The prospect of being taken out of school was upsetting because it was taking away my strongest suit. I knew I’d have to start over at a new school, make new friends, start at the bottom, get used to a whole new set of rules. I felt no enthusiasm about seeing Big Ben or Buckingham Palace. All that would come later. Why was I so afraid? Why so unadventurous?
Going on board ship
It may’ve come partly from the feeling that I was different from other boys, though I didn’t know what that meant other than having none of their interest in competitive sports. It may’ve just been that I was a nervous person. But as I had no choice, I was forced against my will to adapt. I began to find things that attracted me about leaving home. We were going to England on a ship, the United States. I began to be interested in ocean liners and sea-going. This might’ve been from my father’s having been in the navy. It might’ve been from an earlier sabbatical in 1956 when my parents had gone back and forth to Britain on small ships of the Holland America Line. They had good memories of these times. I was conceived in England on that trip. My mother was pregnant with me as they returned to the States in December. The ship weathered a North Atlantic storm, and she was thrown out of her chair on to the deck. She was all right. I was all right. My parents both loved to tell the story. I began to think of going to Britain as something that might be fun.
In August of 1968 I can remember driving in New York down the West Side Highway to the piers where the ocean-going liners were docked. I’d done some research on what the United States looked like, how fast the ship was, and how many people would be on board. There ahead of the car in the near distance were the colored funnels of the ships of many different countries. I remember seeing the distinctive ironwork around the stacks of one of the twin ships of the Italian Line. Then I caught sight of the squat red, white, and blue stacks of the United States. “There it is! There it is!” I shouted jumping up and down in the back seat.

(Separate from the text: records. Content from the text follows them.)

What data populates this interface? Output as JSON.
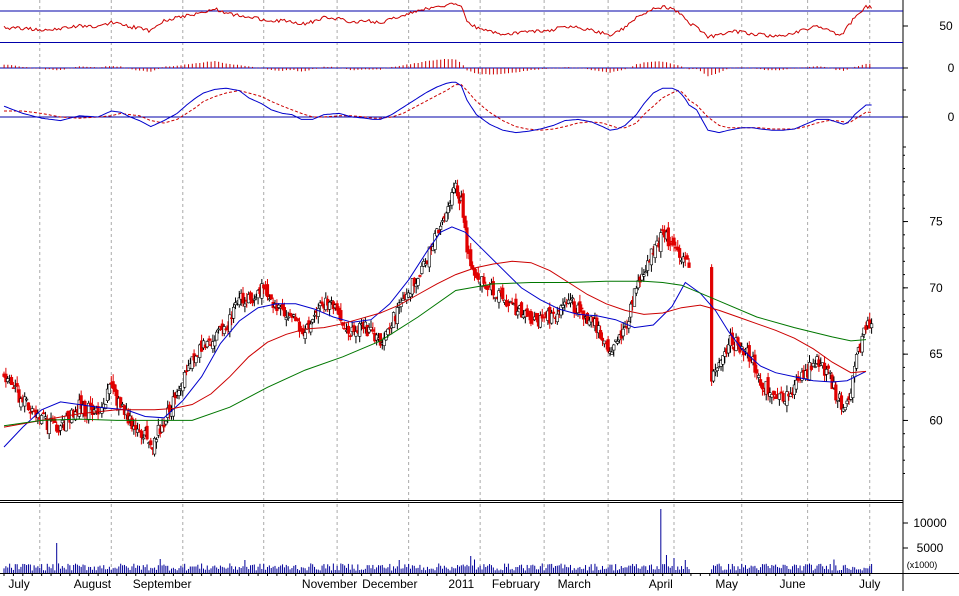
{
  "chart_data": {
    "type": "candlestick",
    "title": "",
    "colors": {
      "up": "#ffffff",
      "down": "#e00000",
      "outline": "#000000",
      "ma_short": "#0000cc",
      "ma_mid": "#cc0000",
      "ma_long": "#007700",
      "rsi": "#cc0000",
      "histogram": "#cc0000",
      "macd": "#0000cc",
      "signal": "#cc0000",
      "volume": "#000099",
      "level": "#0000aa",
      "grid": "#aaaaaa"
    },
    "price_axis": {
      "ylim": [
        54,
        81
      ],
      "ticks": [
        "60",
        "65",
        "70",
        "75"
      ],
      "tick_values": [
        60,
        65,
        70,
        75
      ]
    },
    "rsi_panel": {
      "ylim": [
        20,
        80
      ],
      "level": 50,
      "upper": 70,
      "lower": 30,
      "tick": "50"
    },
    "histogram_panel": {
      "tick": "0"
    },
    "macd_panel": {
      "tick": "0"
    },
    "volume_panel": {
      "ylim": [
        0,
        14000
      ],
      "ticks": [
        "10000",
        "5000"
      ],
      "tick_values": [
        10000,
        5000
      ],
      "unit_label": "(x1000)"
    },
    "x_axis": {
      "labels": [
        "July",
        "August",
        "September",
        "November",
        "December",
        "2011",
        "February",
        "March",
        "April",
        "May",
        "June",
        "July"
      ],
      "label_index": [
        8,
        47,
        84,
        173,
        205,
        243,
        272,
        303,
        349,
        384,
        419,
        460
      ],
      "grid_index": [
        19,
        57,
        95,
        138,
        177,
        215,
        253,
        287,
        321,
        356,
        392,
        427,
        460
      ]
    },
    "anchors": {
      "index": [
        0,
        10,
        20,
        30,
        40,
        50,
        57,
        62,
        67,
        72,
        78,
        85,
        92,
        97,
        102,
        106,
        112,
        118,
        125,
        130,
        137,
        142,
        148,
        153,
        158,
        164,
        170,
        178,
        185,
        192,
        196,
        200,
        206,
        212,
        218,
        224,
        230,
        235,
        238,
        240,
        243,
        246,
        251,
        258,
        265,
        272,
        278,
        285,
        292,
        298,
        305,
        312,
        318,
        322,
        326,
        330,
        336,
        340,
        345,
        350,
        355,
        358,
        360,
        362,
        364,
        368,
        374,
        380,
        385,
        392,
        398,
        402,
        408,
        414,
        420,
        426,
        432,
        438,
        442,
        446,
        448,
        450,
        452,
        455,
        458
      ],
      "close": [
        63.5,
        61.5,
        60.0,
        59.5,
        61.0,
        60.5,
        62.5,
        61.0,
        60.0,
        59.5,
        58.0,
        60.0,
        62.0,
        63.5,
        65.0,
        65.5,
        66.5,
        67.0,
        69.5,
        69.0,
        70.0,
        69.0,
        68.5,
        68.0,
        66.8,
        67.5,
        69.0,
        68.0,
        66.5,
        67.0,
        66.5,
        66.0,
        67.5,
        69.0,
        70.5,
        72.0,
        74.0,
        75.5,
        77.0,
        77.5,
        76.5,
        73.0,
        71.0,
        70.0,
        69.0,
        68.5,
        68.0,
        67.5,
        68.0,
        69.0,
        68.5,
        67.5,
        66.5,
        65.5,
        66.0,
        67.0,
        70.0,
        71.0,
        73.0,
        74.0,
        73.5,
        72.5,
        72.0,
        71.8,
        72.0,
        73.0,
        62.5,
        64.0,
        66.0,
        65.5,
        64.5,
        63.0,
        62.0,
        61.5,
        62.5,
        63.5,
        64.5,
        63.5,
        62.0,
        61.0,
        61.5,
        62.5,
        64.0,
        65.5,
        67.0
      ],
      "rsi": [
        48,
        47,
        46,
        47,
        50,
        49,
        54,
        52,
        49,
        48,
        44,
        56,
        60,
        62,
        64,
        66,
        70,
        64,
        62,
        60,
        58,
        56,
        56,
        55,
        52,
        55,
        60,
        58,
        54,
        56,
        55,
        54,
        58,
        62,
        66,
        70,
        72,
        74,
        76,
        77,
        72,
        56,
        48,
        44,
        40,
        42,
        43,
        44,
        46,
        50,
        48,
        45,
        42,
        40,
        44,
        48,
        60,
        64,
        70,
        72,
        70,
        66,
        64,
        58,
        52,
        50,
        37,
        40,
        44,
        43,
        41,
        40,
        38,
        38,
        42,
        46,
        50,
        46,
        40,
        42,
        48,
        54,
        60,
        66,
        72
      ],
      "hist": [
        0.8,
        0.3,
        -0.2,
        -0.5,
        0.4,
        0.1,
        0.5,
        0.3,
        -0.2,
        -0.6,
        -0.8,
        0.3,
        0.5,
        0.8,
        1.0,
        1.3,
        1.5,
        1.0,
        0.6,
        0.3,
        0.0,
        -0.5,
        -0.6,
        -0.4,
        -0.8,
        -0.3,
        0.3,
        0.1,
        -0.5,
        -0.3,
        -0.4,
        -0.3,
        0.2,
        0.6,
        1.0,
        1.5,
        1.8,
        2.0,
        2.0,
        1.8,
        1.2,
        -0.5,
        -1.2,
        -1.5,
        -1.3,
        -1.0,
        -0.6,
        -0.3,
        0.0,
        0.2,
        0.1,
        -0.4,
        -0.8,
        -1.0,
        -0.7,
        -0.3,
        0.8,
        1.2,
        1.5,
        1.4,
        1.0,
        0.6,
        0.4,
        0.0,
        -0.3,
        -0.2,
        -1.8,
        -1.0,
        0.0,
        0.2,
        0.0,
        -0.3,
        -0.5,
        -0.4,
        -0.1,
        0.2,
        0.4,
        0.1,
        -0.4,
        -0.6,
        -0.4,
        0.0,
        0.3,
        0.6,
        0.9
      ],
      "macd": [
        0.9,
        0.3,
        -0.1,
        -0.3,
        0.1,
        0.0,
        0.5,
        0.4,
        0.0,
        -0.3,
        -0.8,
        -0.3,
        0.3,
        1.0,
        1.6,
        2.0,
        2.3,
        2.4,
        2.2,
        1.6,
        1.1,
        0.6,
        0.3,
        0.2,
        -0.2,
        -0.2,
        0.2,
        0.3,
        0.0,
        -0.1,
        -0.2,
        -0.2,
        0.2,
        0.8,
        1.4,
        2.0,
        2.5,
        2.8,
        2.9,
        2.9,
        2.6,
        1.4,
        0.2,
        -0.6,
        -1.1,
        -1.3,
        -1.2,
        -1.0,
        -0.7,
        -0.3,
        -0.2,
        -0.4,
        -0.8,
        -1.1,
        -1.0,
        -0.7,
        0.2,
        1.1,
        2.0,
        2.4,
        2.4,
        2.2,
        1.9,
        1.5,
        1.0,
        0.6,
        -1.1,
        -1.3,
        -1.1,
        -0.9,
        -0.9,
        -1.0,
        -1.1,
        -1.1,
        -1.0,
        -0.6,
        -0.2,
        -0.2,
        -0.4,
        -0.6,
        -0.5,
        -0.2,
        0.2,
        0.6,
        1.0
      ],
      "signal": [
        0.5,
        0.5,
        0.3,
        0.0,
        -0.1,
        0.0,
        0.1,
        0.3,
        0.2,
        0.1,
        -0.3,
        -0.5,
        -0.2,
        0.3,
        0.8,
        1.3,
        1.7,
        2.0,
        2.2,
        2.0,
        1.7,
        1.3,
        0.9,
        0.6,
        0.3,
        0.0,
        0.0,
        0.1,
        0.1,
        0.0,
        -0.1,
        -0.1,
        0.0,
        0.3,
        0.8,
        1.3,
        1.8,
        2.2,
        2.5,
        2.7,
        2.7,
        2.2,
        1.3,
        0.4,
        -0.3,
        -0.8,
        -1.0,
        -1.1,
        -1.0,
        -0.8,
        -0.5,
        -0.4,
        -0.5,
        -0.7,
        -0.9,
        -0.9,
        -0.5,
        0.2,
        0.9,
        1.6,
        2.0,
        2.2,
        2.1,
        1.8,
        1.4,
        1.0,
        0.0,
        -0.7,
        -0.9,
        -0.9,
        -0.9,
        -0.9,
        -1.0,
        -1.0,
        -1.0,
        -0.8,
        -0.5,
        -0.3,
        -0.3,
        -0.4,
        -0.5,
        -0.4,
        -0.2,
        0.1,
        0.4
      ]
    },
    "gaps": [
      [
        364,
        376
      ]
    ],
    "series": [
      {
        "kind": "moving_average",
        "color": "#0000cc",
        "x": [
          0,
          10,
          20,
          30,
          50,
          65,
          75,
          85,
          95,
          105,
          115,
          125,
          135,
          145,
          155,
          165,
          175,
          185,
          195,
          205,
          215,
          225,
          232,
          238,
          245,
          255,
          265,
          275,
          285,
          295,
          305,
          315,
          325,
          335,
          345,
          355,
          362,
          370,
          378,
          385,
          392,
          398,
          402,
          410,
          420,
          430,
          440,
          448,
          458
        ],
        "y": [
          58.0,
          59.5,
          60.8,
          61.4,
          61.0,
          60.8,
          60.3,
          60.2,
          61.5,
          63.3,
          65.8,
          67.5,
          68.5,
          68.8,
          68.8,
          68.4,
          67.8,
          67.4,
          67.6,
          68.8,
          70.6,
          72.8,
          74.2,
          74.6,
          74.2,
          72.8,
          71.4,
          70.0,
          69.1,
          68.4,
          68.0,
          67.9,
          67.6,
          67.0,
          67.2,
          68.6,
          70.4,
          69.6,
          68.3,
          66.7,
          65.4,
          64.6,
          64.1,
          63.6,
          63.3,
          63.0,
          62.9,
          63.0,
          63.7
        ]
      },
      {
        "kind": "moving_average",
        "color": "#cc0000",
        "x": [
          0,
          20,
          40,
          60,
          80,
          90,
          100,
          110,
          120,
          130,
          140,
          150,
          160,
          170,
          180,
          190,
          200,
          210,
          220,
          230,
          240,
          250,
          260,
          270,
          280,
          290,
          300,
          310,
          320,
          330,
          340,
          350,
          360,
          370,
          380,
          390,
          400,
          410,
          420,
          430,
          440,
          450,
          458
        ],
        "y": [
          59.5,
          60.0,
          60.5,
          60.8,
          60.8,
          60.9,
          61.2,
          62.0,
          63.3,
          64.8,
          65.9,
          66.5,
          66.9,
          67.0,
          67.3,
          67.7,
          68.1,
          68.7,
          69.5,
          70.3,
          71.0,
          71.5,
          71.8,
          72.0,
          71.9,
          71.3,
          70.4,
          69.5,
          68.8,
          68.3,
          68.0,
          68.1,
          68.5,
          68.7,
          68.3,
          67.8,
          67.3,
          66.8,
          66.2,
          65.4,
          64.4,
          63.6,
          63.7
        ]
      },
      {
        "kind": "moving_average",
        "color": "#007700",
        "x": [
          0,
          20,
          40,
          60,
          80,
          100,
          120,
          140,
          160,
          180,
          200,
          220,
          240,
          260,
          280,
          300,
          320,
          340,
          350,
          360,
          380,
          400,
          420,
          440,
          450,
          458
        ],
        "y": [
          59.6,
          60.0,
          60.1,
          60.0,
          60.0,
          60.0,
          61.0,
          62.5,
          63.8,
          64.8,
          66.0,
          67.8,
          69.8,
          70.3,
          70.4,
          70.4,
          70.5,
          70.5,
          70.4,
          70.2,
          69.0,
          67.8,
          67.0,
          66.3,
          66.0,
          66.1
        ]
      },
      {
        "kind": "volume",
        "color": "#000099",
        "base": 1200,
        "spikes": [
          [
            28,
            6000
          ],
          [
            83,
            2800
          ],
          [
            128,
            2600
          ],
          [
            210,
            2600
          ],
          [
            248,
            3400
          ],
          [
            250,
            2700
          ],
          [
            349,
            12800
          ],
          [
            352,
            3600
          ],
          [
            356,
            3000
          ],
          [
            362,
            2600
          ],
          [
            441,
            2700
          ]
        ]
      }
    ]
  }
}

No kid was ever as excited at that moment as I was. My father, who was probably anxious about driving in New York traffic, and the imminence of an international departure, turned around with a raised hand as if to strike me and a raised voice. “Calm down!” My mother rebuked him and told him it was all right for me to be excited. But I knew it was all right even before she said so. I had never been more thrilled in my life. And that kid’s instincts were right. The whole world was about to open up for me. My fear had fallen away.
Dear reader, try and imagine your childhood self on the verge of a great change that terrified you. Allow yourself to have a little cry about your fear at the immensity of that change. Re-considering my childhood has made me newly appreciate all that I was given. It has made me remember a determination to adapt and a capacity for excitement that had me hopping around the back seat of the car. I somehow think that those privileges, that ability to cope, that ultimately unworried embrace of something new are all things that I still have today. They make me dry my tears even in the midst of an unprecedented crisis. Slowly, self-approbation builds and I look upon the uncertain future with a new confidence that whatever happens, I can handle it, and probably even enjoy it. Thanks Marty. For the time being, I have no need to call 311.